• _Task brief_: Repeat all of the entries, please, keeping each line exact.

Page and application data records:
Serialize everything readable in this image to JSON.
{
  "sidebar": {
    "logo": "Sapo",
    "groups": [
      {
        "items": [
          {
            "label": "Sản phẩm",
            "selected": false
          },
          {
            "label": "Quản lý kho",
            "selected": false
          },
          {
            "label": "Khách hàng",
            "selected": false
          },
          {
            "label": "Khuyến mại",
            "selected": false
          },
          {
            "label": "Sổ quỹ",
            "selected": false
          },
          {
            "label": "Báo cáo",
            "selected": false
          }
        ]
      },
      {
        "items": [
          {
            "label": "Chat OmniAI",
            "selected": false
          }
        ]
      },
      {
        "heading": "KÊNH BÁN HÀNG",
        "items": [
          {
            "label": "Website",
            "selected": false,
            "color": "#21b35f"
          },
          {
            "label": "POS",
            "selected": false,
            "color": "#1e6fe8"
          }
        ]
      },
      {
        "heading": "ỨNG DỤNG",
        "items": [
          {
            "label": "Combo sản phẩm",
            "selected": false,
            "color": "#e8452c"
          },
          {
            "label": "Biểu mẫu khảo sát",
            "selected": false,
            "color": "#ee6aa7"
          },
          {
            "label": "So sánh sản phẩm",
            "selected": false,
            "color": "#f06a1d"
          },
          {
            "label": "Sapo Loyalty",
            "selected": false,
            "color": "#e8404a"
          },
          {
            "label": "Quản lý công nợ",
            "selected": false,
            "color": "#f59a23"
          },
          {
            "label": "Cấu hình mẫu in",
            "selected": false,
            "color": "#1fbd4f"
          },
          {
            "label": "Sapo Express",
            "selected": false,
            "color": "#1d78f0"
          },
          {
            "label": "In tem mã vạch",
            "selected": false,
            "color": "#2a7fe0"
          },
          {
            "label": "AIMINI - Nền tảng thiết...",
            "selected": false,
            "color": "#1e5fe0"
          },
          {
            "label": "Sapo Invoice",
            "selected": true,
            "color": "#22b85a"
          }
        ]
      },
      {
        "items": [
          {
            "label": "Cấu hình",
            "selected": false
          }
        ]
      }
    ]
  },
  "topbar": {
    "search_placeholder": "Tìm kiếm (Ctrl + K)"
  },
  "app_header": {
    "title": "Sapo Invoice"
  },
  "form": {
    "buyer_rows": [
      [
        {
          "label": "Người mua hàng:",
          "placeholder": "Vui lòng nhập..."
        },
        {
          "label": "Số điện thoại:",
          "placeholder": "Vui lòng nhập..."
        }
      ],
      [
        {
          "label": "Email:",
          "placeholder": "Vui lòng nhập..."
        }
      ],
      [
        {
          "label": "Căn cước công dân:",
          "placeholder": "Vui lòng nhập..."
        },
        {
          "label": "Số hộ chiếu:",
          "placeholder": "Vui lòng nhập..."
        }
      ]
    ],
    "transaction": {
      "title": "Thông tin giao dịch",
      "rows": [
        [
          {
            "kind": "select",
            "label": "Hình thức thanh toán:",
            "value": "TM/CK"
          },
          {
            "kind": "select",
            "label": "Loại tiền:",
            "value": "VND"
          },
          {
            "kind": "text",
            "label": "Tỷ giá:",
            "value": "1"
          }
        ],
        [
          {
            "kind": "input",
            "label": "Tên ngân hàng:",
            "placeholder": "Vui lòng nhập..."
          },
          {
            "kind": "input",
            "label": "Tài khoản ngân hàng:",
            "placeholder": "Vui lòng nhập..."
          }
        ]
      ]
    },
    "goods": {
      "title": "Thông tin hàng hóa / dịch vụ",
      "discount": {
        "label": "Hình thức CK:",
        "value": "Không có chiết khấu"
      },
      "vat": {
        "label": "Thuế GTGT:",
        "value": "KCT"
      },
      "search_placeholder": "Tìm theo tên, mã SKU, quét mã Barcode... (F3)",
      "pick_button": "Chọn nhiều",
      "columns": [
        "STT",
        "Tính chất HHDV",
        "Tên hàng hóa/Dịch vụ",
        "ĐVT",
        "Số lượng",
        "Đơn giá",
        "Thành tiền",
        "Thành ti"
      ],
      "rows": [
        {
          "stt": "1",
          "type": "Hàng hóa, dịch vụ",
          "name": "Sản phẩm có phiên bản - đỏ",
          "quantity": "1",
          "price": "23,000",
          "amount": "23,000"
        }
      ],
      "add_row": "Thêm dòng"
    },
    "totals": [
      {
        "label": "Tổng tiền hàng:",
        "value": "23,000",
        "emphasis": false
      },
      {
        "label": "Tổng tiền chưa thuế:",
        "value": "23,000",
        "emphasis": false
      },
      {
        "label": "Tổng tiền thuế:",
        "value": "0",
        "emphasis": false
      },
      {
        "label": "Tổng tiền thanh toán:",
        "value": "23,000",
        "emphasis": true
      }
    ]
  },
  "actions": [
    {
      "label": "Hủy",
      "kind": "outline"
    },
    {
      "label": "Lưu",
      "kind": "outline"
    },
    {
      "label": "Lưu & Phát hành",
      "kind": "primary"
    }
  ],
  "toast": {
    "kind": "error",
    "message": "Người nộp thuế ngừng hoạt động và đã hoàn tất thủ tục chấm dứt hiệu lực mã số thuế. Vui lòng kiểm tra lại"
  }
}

• _Your solution_:
Serialize everything readable in this image to JSON.
{
  "sidebar": {
    "logo": "Sapo",
    "groups": [
      {
        "items": [
          {
            "label": "Sản phẩm",
            "selected": false
          },
          {
            "label": "Quản lý kho",
            "selected": false
          },
          {
            "label": "Khách hàng",
            "selected": false
          },
          {
            "label": "Khuyến mại",
            "selected": false
          },
          {
            "label": "Sổ quỹ",
            "selected": false
          },
          {
            "label": "Báo cáo",
            "selected": false
          }
        ]
      },
      {
        "items": [
          {
            "label": "Chat OmniAI",
            "selected": false
          }
        ]
      },
      {
        "heading": "KÊNH BÁN HÀNG",
        "items": [
          {
            "label": "Website",
            "selected": false,
            "color": "#21b35f"
          },
          {
            "label": "POS",
            "selected": false,
            "color": "#1e6fe8"
          }
        ]
      },
      {
        "heading": "ỨNG DỤNG",
        "items": [
          {
            "label": "Combo sản phẩm",
            "selected": false,
            "color": "#e8452c"
          },
          {
            "label": "Biểu mẫu khảo sát",
            "selected": false,
            "color": "#ee6aa7"
          },
          {
            "label": "So sánh sản phẩm",
            "selected": false,
            "color": "#f06a1d"
          },
          {
            "label": "Sapo Loyalty",
            "selected": false,
            "color": "#e8404a"
          },
          {
            "label": "Quản lý công nợ",
            "selected": false,
            "color": "#f59a23"
          },
          {
            "label": "Cấu hình mẫu in",
            "selected": false,
            "color": "#1fbd4f"
          },
          {
            "label": "Sapo Express",
            "selected": false,
            "color": "#1d78f0"
          },
          {
            "label": "In tem mã vạch",
            "selected": false,
            "color": "#2a7fe0"
          },
          {
            "label": "AIMINI - Nền tảng thiết...",
            "selected": false,
            "color": "#1e5fe0"
          },
          {
            "label": "Sapo Invoice",
            "selected": true,
            "color": "#22b85a"
          }
        ]
      },
      {
        "items": [
          {
            "label": "Cấu hình",
            "selected": false
          }
        ]
      }
    ]
  },
  "topbar": {
    "search_placeholder": "Tìm kiếm (Ctrl + K)"
  },
  "app_header": {
    "title": "Sapo Invoice"
  },
  "form": {
    "buyer_rows": [
      [
        {
          "label": "Người mua hàng:",
          "placeholder": "Vui lòng nhập..."
        },
        {
          "label": "Số điện thoại:",
          "placeholder": "Vui lòng nhập..."
        }
      ],
      [
        {
          "label": "Email:",
          "placeholder": "Vui lòng nhập..."
        }
      ],
      [
        {
          "label": "Căn cước công dân:",
          "placeholder": "Vui lòng nhập..."
        },
        {
          "label": "Số hộ chiếu:",
          "placeholder": "Vui lòng nhập..."
        }
      ]
    ],
    "transaction": {
      "title": "Thông tin giao dịch",
      "rows": [
        [
          {
            "kind": "select",
            "label": "Hình thức thanh toán:",
            "value": "TM/CK"
          },
          {
            "kind": "select",
            "label": "Loại tiền:",
            "value": "VND"
          },
          {
            "kind": "text",
            "label": "Tỷ giá:",
            "value": "1"
          }
        ],
        [
          {
            "kind": "input",
            "label": "Tên ngân hàng:",
            "placeholder": "Vui lòng nhập..."
          },
          {
            "kind": "input",
            "label": "Tài khoản ngân hàng:",
            "placeholder": "Vui lòng nhập..."
          }
        ]
      ]
    },
    "goods": {
      "title": "Thông tin hàng hóa / dịch vụ",
      "discount": {
        "label": "Hình thức CK:",
        "value": "Không có chiết khấu"
      },
      "vat": {
        "label": "Thuế GTGT:",
        "value": "KCT"
      },
      "search_placeholder": "Tìm theo tên, mã SKU, quét mã Barcode... (F3)",
      "pick_button": "Chọn nhiều",
      "columns": [
        "STT",
        "Tính chất HHDV",
        "Tên hàng hóa/Dịch vụ",
        "ĐVT",
        "Số lượng",
        "Đơn giá",
        "Thành tiền",
        "Thành ti"
      ],
      "rows": [
        {
          "stt": "1",
          "type": "Hàng hóa, dịch vụ",
          "name": "Sản phẩm có phiên bản - đỏ",
          "quantity": "1",
          "price": "23,000",
          "amount": "23,000"
        }
      ],
      "add_row": "Thêm dòng"
    },
    "totals": [
      {
        "label": "Tổng tiền hàng:",
        "value": "23,000",
        "emphasis": false
      },
      {
        "label": "Tổng tiền chưa thuế:",
        "value": "23,000",
        "emphasis": false
      },
      {
        "label": "Tổng tiền thuế:",
        "value": "0",
        "emphasis": false
      },
      {
        "label": "Tổng tiền thanh toán:",
        "value": "23,000",
        "emphasis": true
      }
    ]
  },
  "actions": [
    {
      "label": "Hủy",
      "kind": "outline"
    },
    {
      "label": "Lưu",
      "kind": "outline"
    },
    {
      "label": "Lưu & Phát hành",
      "kind": "primary"
    }
  ],
  "toast": {
    "kind": "error",
    "message": "Người nộp thuế ngừng hoạt động và đã hoàn tất thủ tục chấm dứt hiệu lực mã số thuế. Vui lòng kiểm tra lại"
  }
}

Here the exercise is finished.